_ASSIGNMENT_
Output each entry that follows exactly. Images stay out.

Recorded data
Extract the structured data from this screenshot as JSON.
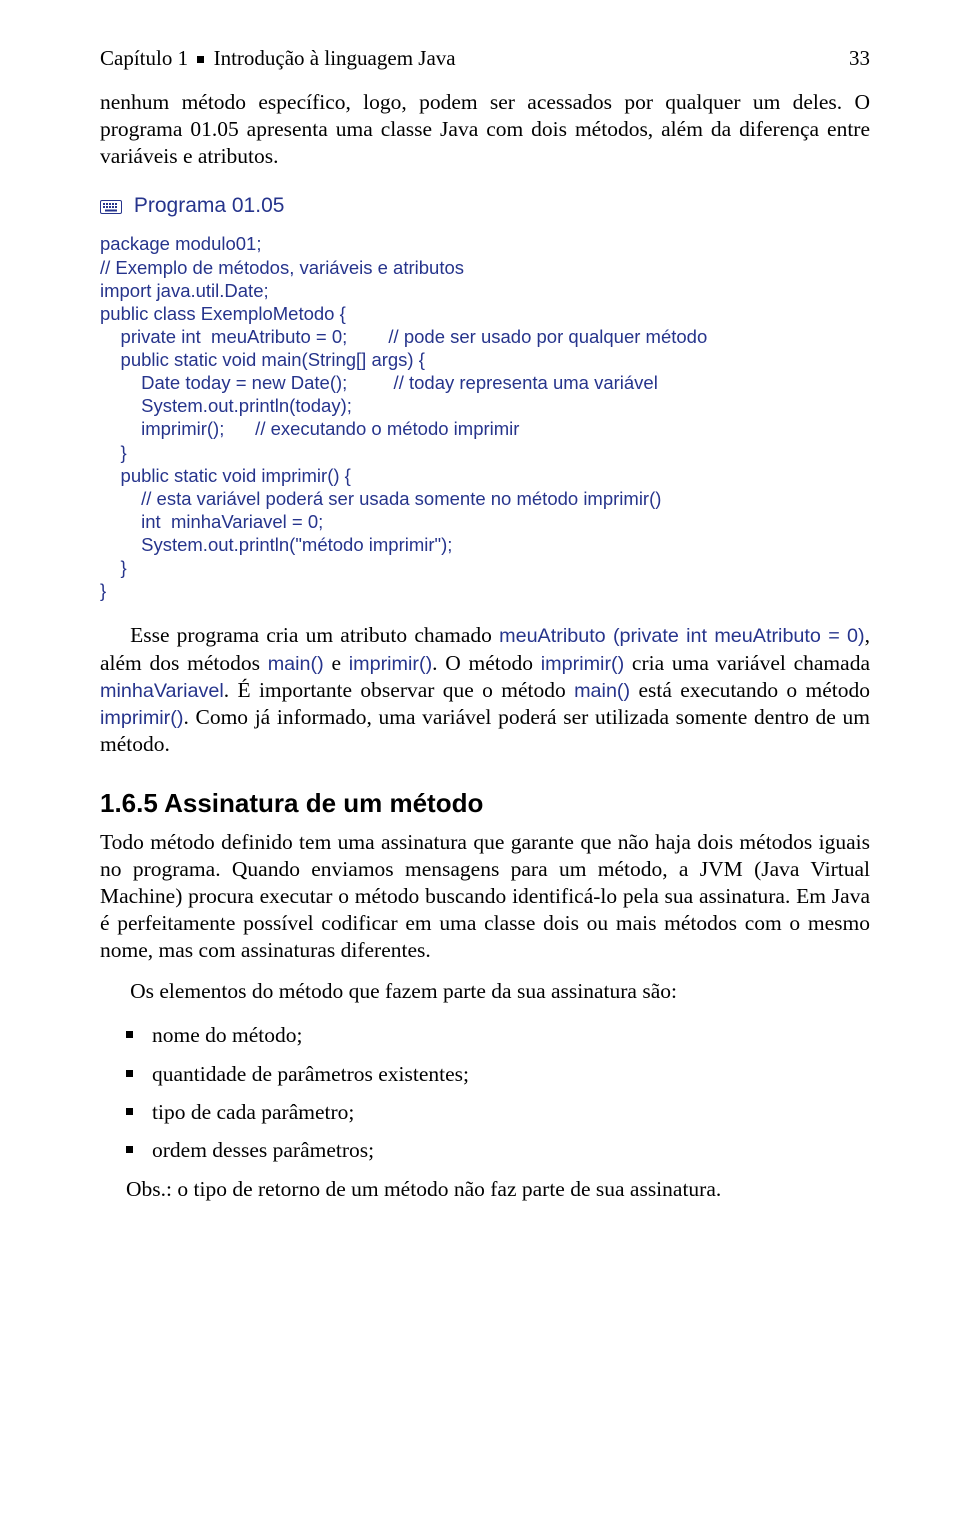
{
  "header": {
    "chapter": "Capítulo 1",
    "title": "Introdução à linguagem Java",
    "page_number": "33"
  },
  "intro_paragraph": "nenhum método específico, logo, podem ser acessados por qualquer um deles. O programa 01.05 apresenta uma classe Java com dois métodos, além da diferença entre variáveis e atributos.",
  "program_label": "Programa 01.05",
  "code": "package modulo01;\n// Exemplo de métodos, variáveis e atributos\nimport java.util.Date;\npublic class ExemploMetodo {\n    private int  meuAtributo = 0;        // pode ser usado por qualquer método\n    public static void main(String[] args) {\n        Date today = new Date();         // today representa uma variável\n        System.out.println(today);\n        imprimir();      // executando o método imprimir\n    }\n    public static void imprimir() {\n        // esta variável poderá ser usada somente no método imprimir()\n        int  minhaVariavel = 0;\n        System.out.println(\"método imprimir\");\n    }\n}",
  "explain": {
    "p1_a": "Esse programa cria um atributo chamado ",
    "p1_code1": "meuAtributo (private int meuAtributo = 0)",
    "p1_b": ", além dos métodos ",
    "p1_code2": "main()",
    "p1_c": " e ",
    "p1_code3": "imprimir()",
    "p1_d": ". O método ",
    "p1_code4": "imprimir()",
    "p1_e": " cria uma variável chamada ",
    "p1_code5": "minhaVariavel",
    "p1_f": ". É importante observar que o método ",
    "p1_code6": "main()",
    "p1_g": " está executando o método ",
    "p1_code7": "imprimir()",
    "p1_h": ". Como já informado, uma variável poderá ser utilizada somente dentro de um método."
  },
  "section_heading": "1.6.5 Assinatura de um método",
  "section_p1": "Todo método definido tem uma assinatura que garante que não haja dois métodos iguais no programa. Quando enviamos mensagens para um método, a JVM (Java Virtual Machine) procura executar o método buscando identificá-lo pela sua assinatura. Em Java é perfeitamente possível codificar em uma classe dois ou mais métodos com o mesmo nome, mas com assinaturas diferentes.",
  "section_p2": "Os elementos do método que fazem parte da sua assinatura são:",
  "bullets": [
    "nome do método;",
    "quantidade de parâmetros existentes;",
    "tipo de cada parâmetro;",
    "ordem desses parâmetros;"
  ],
  "obs": "Obs.: o tipo de retorno de um método não faz parte de sua assinatura."
}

_ANSWER_
Extract the structured data from this screenshot as JSON.
{
  "header": {
    "chapter": "Capítulo 1",
    "title": "Introdução à linguagem Java",
    "page_number": "33"
  },
  "intro_paragraph": "nenhum método específico, logo, podem ser acessados por qualquer um deles. O programa 01.05 apresenta uma classe Java com dois métodos, além da diferença entre variáveis e atributos.",
  "program_label": "Programa 01.05",
  "code": "package modulo01;\n// Exemplo de métodos, variáveis e atributos\nimport java.util.Date;\npublic class ExemploMetodo {\n    private int  meuAtributo = 0;        // pode ser usado por qualquer método\n    public static void main(String[] args) {\n        Date today = new Date();         // today representa uma variável\n        System.out.println(today);\n        imprimir();      // executando o método imprimir\n    }\n    public static void imprimir() {\n        // esta variável poderá ser usada somente no método imprimir()\n        int  minhaVariavel = 0;\n        System.out.println(\"método imprimir\");\n    }\n}",
  "explain": {
    "p1_a": "Esse programa cria um atributo chamado ",
    "p1_code1": "meuAtributo (private int meuAtributo = 0)",
    "p1_b": ", além dos métodos ",
    "p1_code2": "main()",
    "p1_c": " e ",
    "p1_code3": "imprimir()",
    "p1_d": ". O método ",
    "p1_code4": "imprimir()",
    "p1_e": " cria uma variável chamada ",
    "p1_code5": "minhaVariavel",
    "p1_f": ". É importante observar que o método ",
    "p1_code6": "main()",
    "p1_g": " está executando o método ",
    "p1_code7": "imprimir()",
    "p1_h": ". Como já informado, uma variável poderá ser utilizada somente dentro de um método."
  },
  "section_heading": "1.6.5 Assinatura de um método",
  "section_p1": "Todo método definido tem uma assinatura que garante que não haja dois métodos iguais no programa. Quando enviamos mensagens para um método, a JVM (Java Virtual Machine) procura executar o método buscando identificá-lo pela sua assinatura. Em Java é perfeitamente possível codificar em uma classe dois ou mais métodos com o mesmo nome, mas com assinaturas diferentes.",
  "section_p2": "Os elementos do método que fazem parte da sua assinatura são:",
  "bullets": [
    "nome do método;",
    "quantidade de parâmetros existentes;",
    "tipo de cada parâmetro;",
    "ordem desses parâmetros;"
  ],
  "obs": "Obs.: o tipo de retorno de um método não faz parte de sua assinatura."
}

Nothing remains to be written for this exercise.